Incubation: 1 to 10 days (usually between 2 and 5 days) following ingestion of the bacteria.
Symptoms: Typically muscle pain, headache and fever (known as the “febrile prodrome”) followed by watery or bloody diarrhoea, abdominal pain and nausea. Symptoms may last 1 day to 1 week or longer (usually 5 days). Excretion of the organism in stools occurs on average for 2 to 3 weeks and is mostly self-limiting. Hospitalisation has been reported in 10% of cases. The attack rate is around 45%.
Condition: Campylobacteriosis. Campylobacter colonises the gut and damages the intestine. The exact mechanisms of this remain unclear.
Toxins: Toxins are not produced in foods.
At Risk Groups: Can affect any age group but most often isolated from infants (< 1 year) and young (twenties) adults. Incidence higher in males (up to 45 years of age).

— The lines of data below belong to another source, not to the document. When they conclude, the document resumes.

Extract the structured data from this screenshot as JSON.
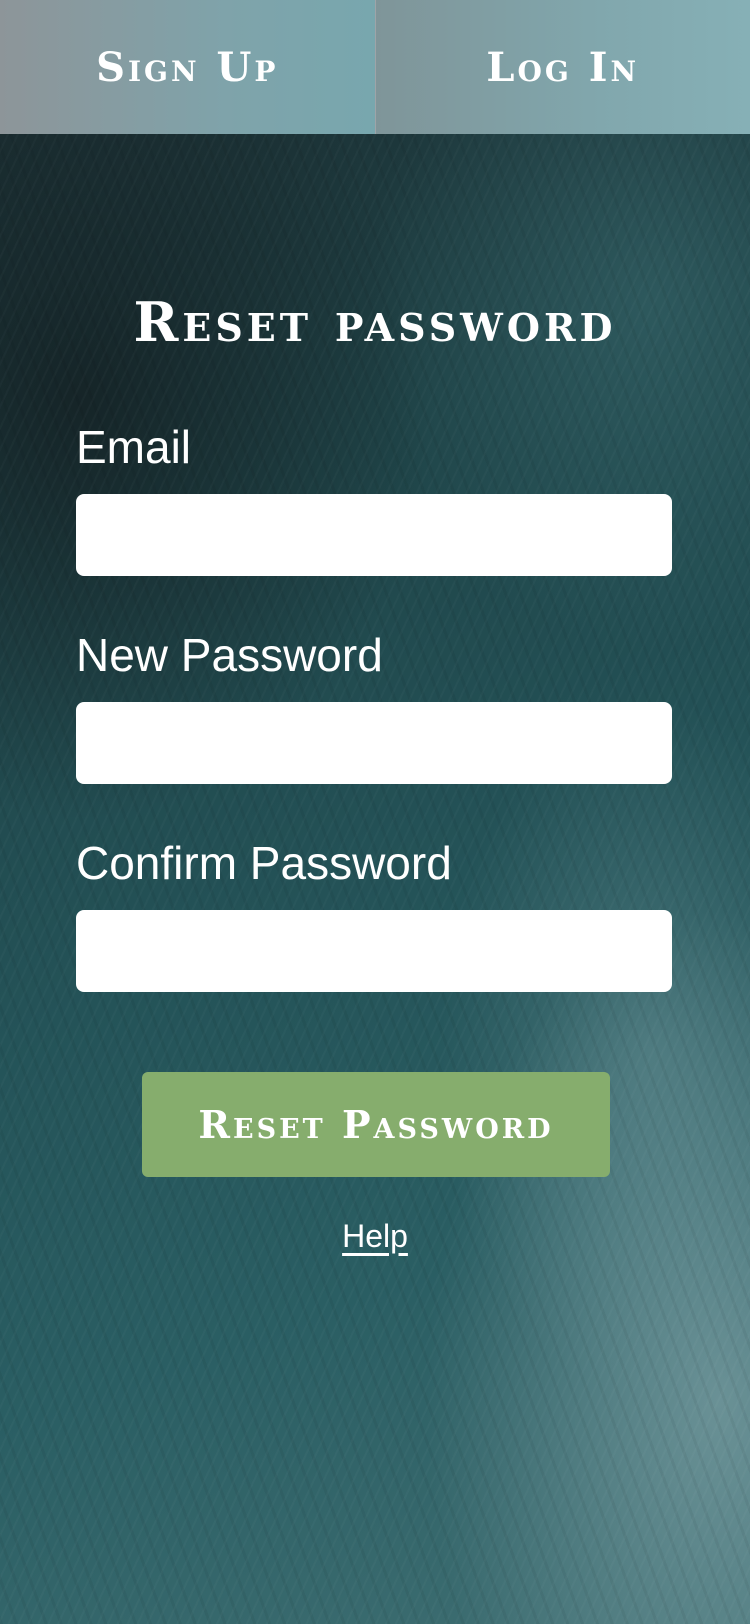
{
  "nav": {
    "sign_up_label": "Sign Up",
    "log_in_label": "Log In"
  },
  "form": {
    "title": "Reset password",
    "email_label": "Email",
    "email_value": "",
    "new_password_label": "New Password",
    "new_password_value": "",
    "confirm_password_label": "Confirm Password",
    "confirm_password_value": "",
    "submit_label": "Reset Password",
    "help_label": "Help"
  },
  "colors": {
    "button_green": "#86ad6d",
    "nav_bar": "#7fa3aa",
    "background_ocean": "#245358"
  }
}
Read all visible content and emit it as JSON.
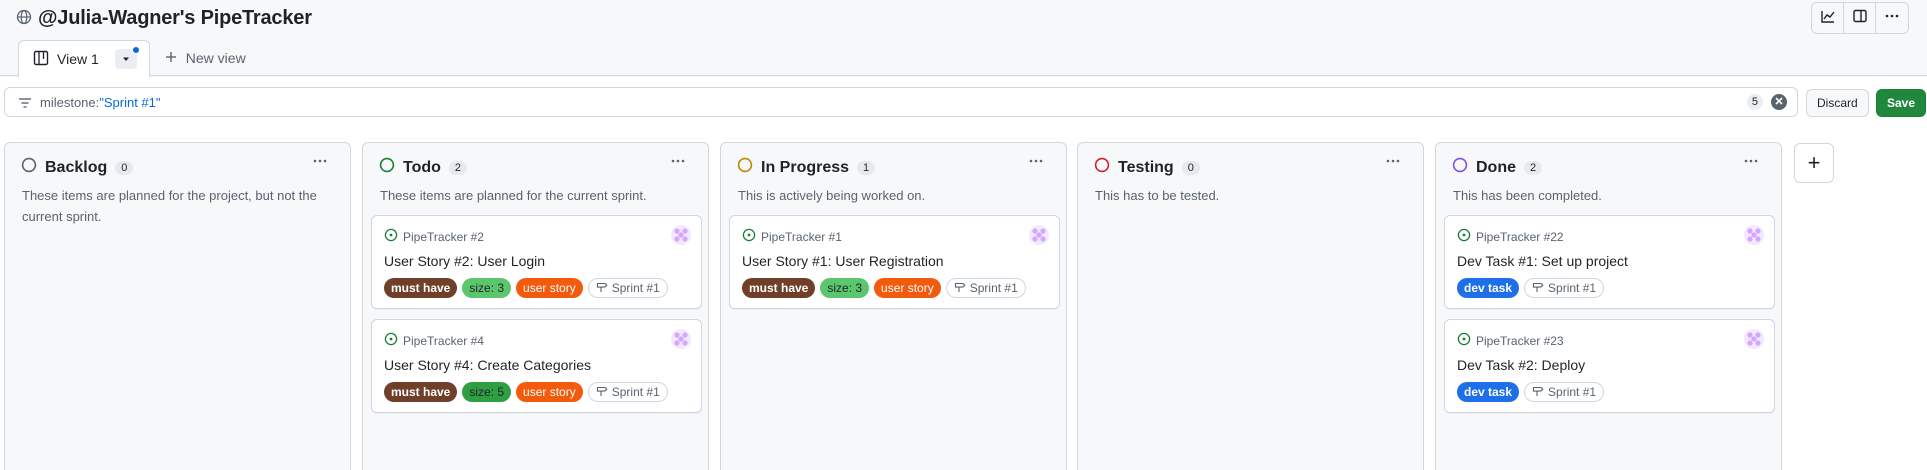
{
  "header": {
    "title": "@Julia-Wagner's PipeTracker",
    "icons": [
      "globe-icon",
      "graph-icon",
      "sidebar-icon",
      "kebab-icon"
    ]
  },
  "tabs": {
    "active_label": "View 1",
    "new_view_label": "New view"
  },
  "filter": {
    "key": "milestone:",
    "value": "\"Sprint #1\"",
    "result_count": "5",
    "discard_label": "Discard",
    "save_label": "Save"
  },
  "colors": {
    "backlog": "#59636e",
    "todo": "#1a7f37",
    "in_progress": "#bf8700",
    "testing": "#cf222e",
    "done": "#8250df",
    "issue_open": "#1a7f37"
  },
  "columns": [
    {
      "name": "Backlog",
      "count": "0",
      "description": "These items are planned for the project, but not the current sprint.",
      "cards": []
    },
    {
      "name": "Todo",
      "count": "2",
      "description": "These items are planned for the current sprint.",
      "cards": [
        {
          "ref": "PipeTracker #2",
          "title": "User Story #2: User Login",
          "labels": [
            "must have",
            "size: 3",
            "user story"
          ],
          "milestone": "Sprint #1"
        },
        {
          "ref": "PipeTracker #4",
          "title": "User Story #4: Create Categories",
          "labels": [
            "must have",
            "size: 5",
            "user story"
          ],
          "milestone": "Sprint #1"
        }
      ]
    },
    {
      "name": "In Progress",
      "count": "1",
      "description": "This is actively being worked on.",
      "cards": [
        {
          "ref": "PipeTracker #1",
          "title": "User Story #1: User Registration",
          "labels": [
            "must have",
            "size: 3",
            "user story"
          ],
          "milestone": "Sprint #1"
        }
      ]
    },
    {
      "name": "Testing",
      "count": "0",
      "description": "This has to be tested.",
      "cards": []
    },
    {
      "name": "Done",
      "count": "2",
      "description": "This has been completed.",
      "cards": [
        {
          "ref": "PipeTracker #22",
          "title": "Dev Task #1: Set up project",
          "labels": [
            "dev task"
          ],
          "milestone": "Sprint #1"
        },
        {
          "ref": "PipeTracker #23",
          "title": "Dev Task #2: Deploy",
          "labels": [
            "dev task"
          ],
          "milestone": "Sprint #1"
        }
      ]
    }
  ],
  "add_column_label": "+"
}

Long Term Effects: Infection may occasionally be followed by arthritis (e.g. Reiter’s syndrome) or Guillain-Barré Syndrome (GBS). 1% of cases suffer reactive arthritis 7-10 days after onset. 0.1% of cases develop GBS 1-3 weeks after infection, and of these 15% recover completely, 3-8% die and the rest recover with varying degrees of impairment. A number of other less common non-enteric diseases can occur. Invasion of the bloodstream may occur in 1.5 per 100,000 cases, especially in the elderly. US data suggests a case-fatality rate of around 3 per 100,000 outbreak associated illnesses.
Dose: Consumption of 800 cells causes infection on approximately 50% of occasions, but many are subclinical (the proportion of people showing symptoms is not as high). Dose response information for numbers less than this is not available. Modelling has indicated an “optimum” dose for becoming ill is 1,000-10,000 cells.
Treatment: Supportive. Fluids may be given. Some cases warrant treatment with antibiotics. Erythromycin is the drug of choice, although resistant strains are emerging.
Reservoirs / Sources
Human: Campylobacter is not one of the organisms normally found in the human intestine. Faeco-oral person-to-person transmission (in some cases by asymptomatic carriers) has been reported.
Animal: Commonly found at high numbers in the guts of ruminant animals. Some non-ruminant animals (e.g. dogs and cats) are infected with the organism and may, or may not, show signs of disease. Flies have been implicated as vectors. Birds are considered to be a reservoir.
Food: Raw poultry is frequently contaminated, cooked chicken is rarely contaminated. Raw milk, offal, red meat, mushrooms, garlic butter, salads and shellfish have all yielded Campylobacter.
Environment: Excreta from infected animals may contaminate soil or water. Environmental survival is conventionally considered to be poor but newer information suggests it may be better than currently acknowledged. For example Campylobacter has been detected in dry beach sand. Survival in cold water is good, but reduced at temperatures above 10°C. Campylobacter is present in water and sediments more frequently and at higher numbers in the winter months. Environmental survival appears to be the opposite to human cases, i.e. survival is poorer in the warmer months.
Transmission Routes: The importance of undercooked chicken as a source of a proportion of cases of campylobacteriosis recognised, but the relative importance of other routes, e.g. other foods, recreational water, occupational exposure is unknown.
Plague and Pestilence
Outbreaks: Most cases of disease are sporadic and outbreaks relatively rare. Most outbreaks are caused by cross contamination – especially in retail butchery – or inadequate cooking. Correct refrigeration serves to aid the survival of the organism.
Associations include occupational exposure to raw meat, having a household pet with diarrhoea, ingesting untreated water from lakes, rivers and streams, travel abroad, consumption of poultry liver, consumption of poultry, consumption of sausages at a barbecue, and eating poultry that was brought into the house raw.